**WHAT TO WORK ON**
Filter the entries below down to the lines that hold "Rotation".

Stored data entries:
- - -

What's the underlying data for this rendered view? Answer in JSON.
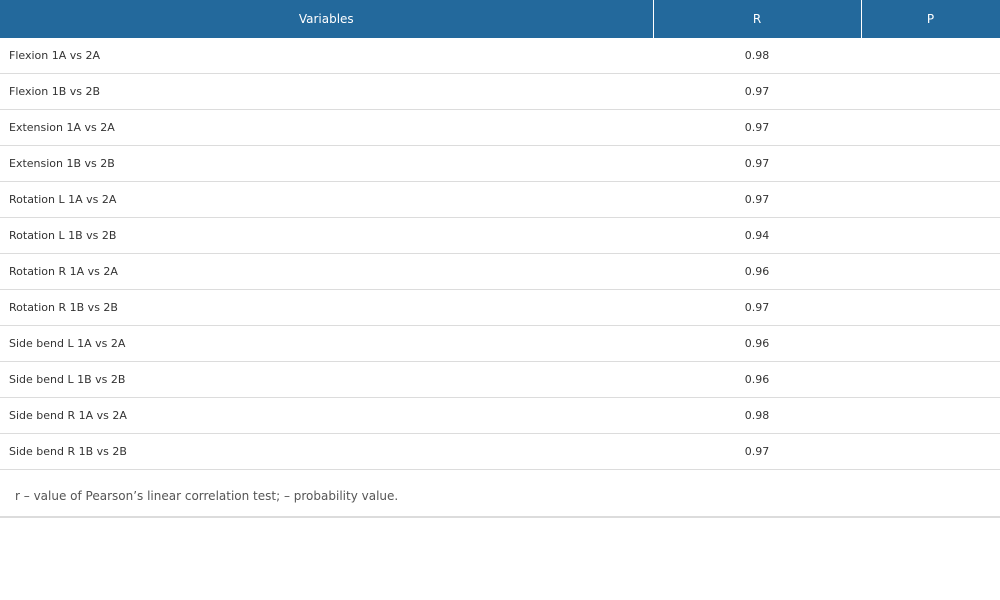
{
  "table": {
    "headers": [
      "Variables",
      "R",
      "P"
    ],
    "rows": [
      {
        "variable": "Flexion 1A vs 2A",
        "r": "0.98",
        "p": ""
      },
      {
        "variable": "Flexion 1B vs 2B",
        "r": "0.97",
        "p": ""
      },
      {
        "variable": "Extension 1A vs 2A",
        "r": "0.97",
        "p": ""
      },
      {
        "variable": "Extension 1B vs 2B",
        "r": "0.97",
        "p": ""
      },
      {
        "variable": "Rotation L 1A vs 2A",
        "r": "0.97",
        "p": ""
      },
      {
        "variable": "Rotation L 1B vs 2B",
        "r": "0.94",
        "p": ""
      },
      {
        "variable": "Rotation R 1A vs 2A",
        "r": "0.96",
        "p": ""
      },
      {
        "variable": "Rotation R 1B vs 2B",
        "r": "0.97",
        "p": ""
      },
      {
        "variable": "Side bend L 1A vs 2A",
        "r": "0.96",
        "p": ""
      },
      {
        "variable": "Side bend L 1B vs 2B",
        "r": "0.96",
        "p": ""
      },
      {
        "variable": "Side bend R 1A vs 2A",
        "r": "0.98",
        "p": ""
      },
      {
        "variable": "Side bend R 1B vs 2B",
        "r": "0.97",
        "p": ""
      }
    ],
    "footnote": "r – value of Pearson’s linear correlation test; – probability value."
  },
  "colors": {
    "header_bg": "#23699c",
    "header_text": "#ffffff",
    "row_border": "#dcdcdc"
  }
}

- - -

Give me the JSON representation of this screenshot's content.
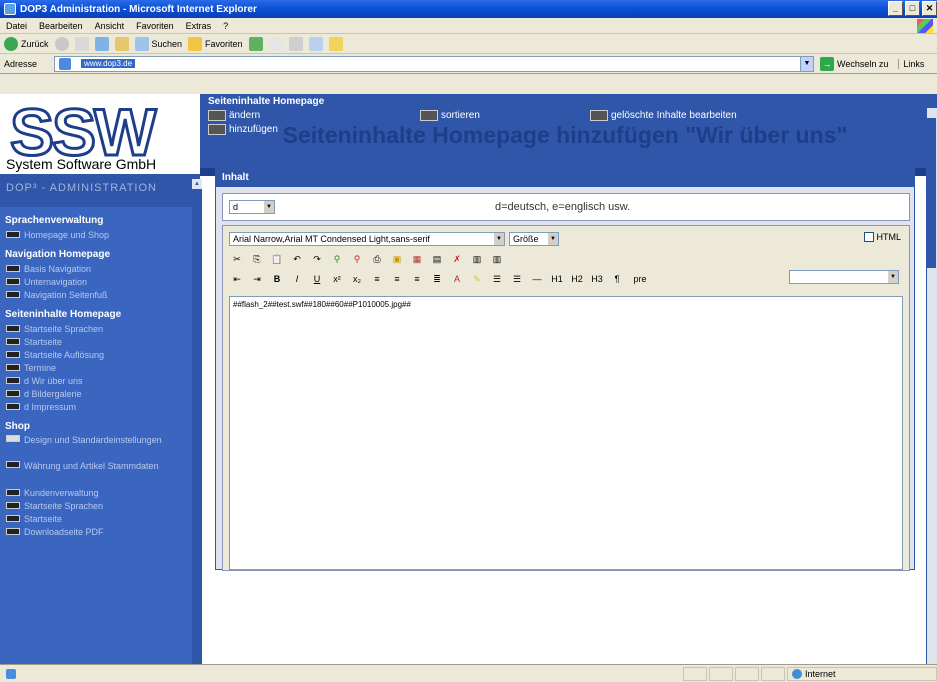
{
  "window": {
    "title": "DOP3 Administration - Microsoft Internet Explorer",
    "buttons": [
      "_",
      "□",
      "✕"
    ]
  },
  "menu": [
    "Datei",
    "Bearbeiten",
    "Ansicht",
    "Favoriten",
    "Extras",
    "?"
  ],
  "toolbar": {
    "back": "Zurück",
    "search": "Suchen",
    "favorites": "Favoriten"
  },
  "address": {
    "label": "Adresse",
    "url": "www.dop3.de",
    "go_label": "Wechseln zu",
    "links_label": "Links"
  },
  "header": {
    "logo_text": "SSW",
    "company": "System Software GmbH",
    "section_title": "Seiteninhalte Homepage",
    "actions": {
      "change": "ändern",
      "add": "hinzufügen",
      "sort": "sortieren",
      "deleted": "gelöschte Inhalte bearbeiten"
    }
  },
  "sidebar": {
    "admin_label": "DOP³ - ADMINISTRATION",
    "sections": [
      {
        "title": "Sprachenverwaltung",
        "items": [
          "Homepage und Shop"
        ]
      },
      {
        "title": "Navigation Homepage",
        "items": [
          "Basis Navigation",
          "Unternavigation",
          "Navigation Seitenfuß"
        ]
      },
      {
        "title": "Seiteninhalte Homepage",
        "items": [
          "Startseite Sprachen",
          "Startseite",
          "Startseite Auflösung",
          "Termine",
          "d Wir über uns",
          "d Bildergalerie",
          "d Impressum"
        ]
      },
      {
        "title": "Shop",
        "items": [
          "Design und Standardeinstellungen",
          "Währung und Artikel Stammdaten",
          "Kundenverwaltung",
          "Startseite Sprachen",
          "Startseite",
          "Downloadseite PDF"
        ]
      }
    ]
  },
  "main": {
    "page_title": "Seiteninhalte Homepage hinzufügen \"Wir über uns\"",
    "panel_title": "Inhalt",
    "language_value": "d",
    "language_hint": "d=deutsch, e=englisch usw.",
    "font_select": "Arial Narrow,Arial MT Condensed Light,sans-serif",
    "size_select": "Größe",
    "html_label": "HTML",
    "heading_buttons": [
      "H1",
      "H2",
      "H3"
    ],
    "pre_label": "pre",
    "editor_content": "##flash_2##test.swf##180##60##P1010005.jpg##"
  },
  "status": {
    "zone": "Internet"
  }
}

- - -

**REPLY TO THE TASK**
        "variable": "Rotation L 1A vs 2A",
        "variable": "Rotation L 1B vs 2B",
        "variable": "Rotation R 1A vs 2A",
        "variable": "Rotation R 1B vs 2B",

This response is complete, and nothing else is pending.